“Are you on the side of those who make India hang her head in shame or those who raise her head in pride,” asks Aamir Khan in an ‘Incredible India' advertisement. I am as big a patriot as is the next person, but sometimes, queries buzz about inside my head querulously. Is there any harm in talking about those aspects of our country that could be wished away!
Do you need that big gob of spit that just misses your big toe on your way to an important appointment? Or that red-flecked liquid spewed out so casually in a traffic snarl? What could be worse than that giant phlegm-filled hawk that begins from deep inside a champion ‘spitter', making you wince and shut your eyes and ears in anticipation of the actual event? And those artistic red squiggles on pristine walls, winding staircases, and ironically, below signs which scream “Please do not spit here!”
What about the male members of the human species with undoubtedly canine habits, when they sight a vacant wall, and proceed to let loose in public? The movie Three Idiots has a funny yet effective way of dealing with this, where the culprit receives a gentle jolt, just enough to bring him to his senses, yet does no permanent harm! Pedestrians are often caught between the devil and the deep blue sea; is it safer to sink into excreta, or step off the pavement and be hit by a bus! Tread on mush or turn into mush, as it were!
The tagline of Lays Chips (no one can eat just one!) rings true as one perceives bright wrappers forming part of the vast garbage dump that our roads have turned into. Plastic bottles, cans, fruit peels and groundnut shells turn the picture murkier! On one memorable suburban train ride from Guindy to Chetpet in Chennai, I walked in confidently to a deserted corner in the ladies' compartment, only to be assailed by a stench that made my insides churn. Someone had let her child squat on the floor and left the evidence behind! ‘Incredible India', anyone?

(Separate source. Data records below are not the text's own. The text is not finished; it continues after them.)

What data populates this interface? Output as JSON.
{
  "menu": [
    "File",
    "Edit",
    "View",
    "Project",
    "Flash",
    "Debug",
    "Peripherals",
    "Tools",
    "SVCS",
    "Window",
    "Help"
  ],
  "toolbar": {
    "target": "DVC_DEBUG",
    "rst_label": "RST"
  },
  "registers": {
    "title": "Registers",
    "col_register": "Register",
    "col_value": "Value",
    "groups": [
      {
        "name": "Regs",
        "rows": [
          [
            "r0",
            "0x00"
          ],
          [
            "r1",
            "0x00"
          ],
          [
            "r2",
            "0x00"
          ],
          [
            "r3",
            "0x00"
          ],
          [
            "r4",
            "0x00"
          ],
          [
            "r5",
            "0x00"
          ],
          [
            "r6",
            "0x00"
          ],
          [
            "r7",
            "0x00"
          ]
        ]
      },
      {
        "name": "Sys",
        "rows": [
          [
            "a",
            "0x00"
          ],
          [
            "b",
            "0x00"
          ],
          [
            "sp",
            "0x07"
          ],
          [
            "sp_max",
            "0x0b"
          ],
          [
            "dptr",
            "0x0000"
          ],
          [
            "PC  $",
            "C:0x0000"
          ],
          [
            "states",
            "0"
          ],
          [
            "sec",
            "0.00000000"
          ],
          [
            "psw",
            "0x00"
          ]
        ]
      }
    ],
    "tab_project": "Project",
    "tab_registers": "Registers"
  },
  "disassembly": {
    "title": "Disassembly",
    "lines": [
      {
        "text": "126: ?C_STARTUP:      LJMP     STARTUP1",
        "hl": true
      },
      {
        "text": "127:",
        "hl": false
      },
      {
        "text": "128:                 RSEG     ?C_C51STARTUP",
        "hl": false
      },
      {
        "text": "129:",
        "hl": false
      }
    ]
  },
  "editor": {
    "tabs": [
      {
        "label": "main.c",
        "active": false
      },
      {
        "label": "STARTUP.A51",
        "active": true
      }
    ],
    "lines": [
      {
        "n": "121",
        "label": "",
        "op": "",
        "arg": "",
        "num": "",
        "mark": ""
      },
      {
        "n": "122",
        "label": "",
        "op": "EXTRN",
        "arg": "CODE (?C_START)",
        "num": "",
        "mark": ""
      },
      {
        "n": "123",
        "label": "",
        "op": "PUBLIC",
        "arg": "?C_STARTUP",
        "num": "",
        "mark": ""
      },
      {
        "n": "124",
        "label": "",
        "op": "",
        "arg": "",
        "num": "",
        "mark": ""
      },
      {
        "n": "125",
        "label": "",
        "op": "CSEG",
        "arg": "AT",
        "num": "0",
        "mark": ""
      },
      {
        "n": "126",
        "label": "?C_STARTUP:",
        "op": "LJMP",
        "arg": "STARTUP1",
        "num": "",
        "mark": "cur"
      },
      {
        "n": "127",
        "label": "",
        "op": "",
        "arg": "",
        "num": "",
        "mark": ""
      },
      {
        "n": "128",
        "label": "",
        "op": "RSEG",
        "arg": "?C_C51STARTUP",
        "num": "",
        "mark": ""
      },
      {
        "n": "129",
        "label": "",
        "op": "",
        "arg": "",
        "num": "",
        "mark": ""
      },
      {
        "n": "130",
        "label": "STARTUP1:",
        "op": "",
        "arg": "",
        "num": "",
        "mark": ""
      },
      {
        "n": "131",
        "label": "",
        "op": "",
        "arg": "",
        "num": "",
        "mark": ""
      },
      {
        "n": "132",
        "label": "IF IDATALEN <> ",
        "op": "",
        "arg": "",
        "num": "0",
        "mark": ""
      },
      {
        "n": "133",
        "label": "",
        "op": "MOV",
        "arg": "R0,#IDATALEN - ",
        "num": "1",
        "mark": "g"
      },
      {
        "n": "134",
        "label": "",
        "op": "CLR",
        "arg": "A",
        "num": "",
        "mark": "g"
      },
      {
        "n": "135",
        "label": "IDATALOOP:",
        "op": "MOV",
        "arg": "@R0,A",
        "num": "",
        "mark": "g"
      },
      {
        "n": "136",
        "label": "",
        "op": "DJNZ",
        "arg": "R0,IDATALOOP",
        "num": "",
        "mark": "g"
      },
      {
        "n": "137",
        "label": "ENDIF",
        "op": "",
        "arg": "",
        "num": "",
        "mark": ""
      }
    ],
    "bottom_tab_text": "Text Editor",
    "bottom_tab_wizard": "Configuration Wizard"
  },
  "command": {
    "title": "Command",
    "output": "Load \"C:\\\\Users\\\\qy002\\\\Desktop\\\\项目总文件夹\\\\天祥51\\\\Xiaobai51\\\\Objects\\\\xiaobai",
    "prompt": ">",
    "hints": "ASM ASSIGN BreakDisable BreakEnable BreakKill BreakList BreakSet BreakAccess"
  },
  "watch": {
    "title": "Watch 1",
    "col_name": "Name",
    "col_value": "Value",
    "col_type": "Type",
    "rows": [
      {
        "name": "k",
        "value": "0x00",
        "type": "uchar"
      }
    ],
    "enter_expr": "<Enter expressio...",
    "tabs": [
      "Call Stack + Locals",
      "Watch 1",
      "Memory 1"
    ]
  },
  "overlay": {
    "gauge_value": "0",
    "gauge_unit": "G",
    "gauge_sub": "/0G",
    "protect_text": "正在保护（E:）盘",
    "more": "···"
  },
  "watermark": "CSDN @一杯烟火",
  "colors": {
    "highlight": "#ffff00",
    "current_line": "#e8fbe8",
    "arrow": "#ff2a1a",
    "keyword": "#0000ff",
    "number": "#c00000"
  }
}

Forget about Incredible India, can we have a Clean India? by DEEPTI MENON: The Hindu
Expanding cities, vanishing space for citizens by T. R. Bhat: The Hindu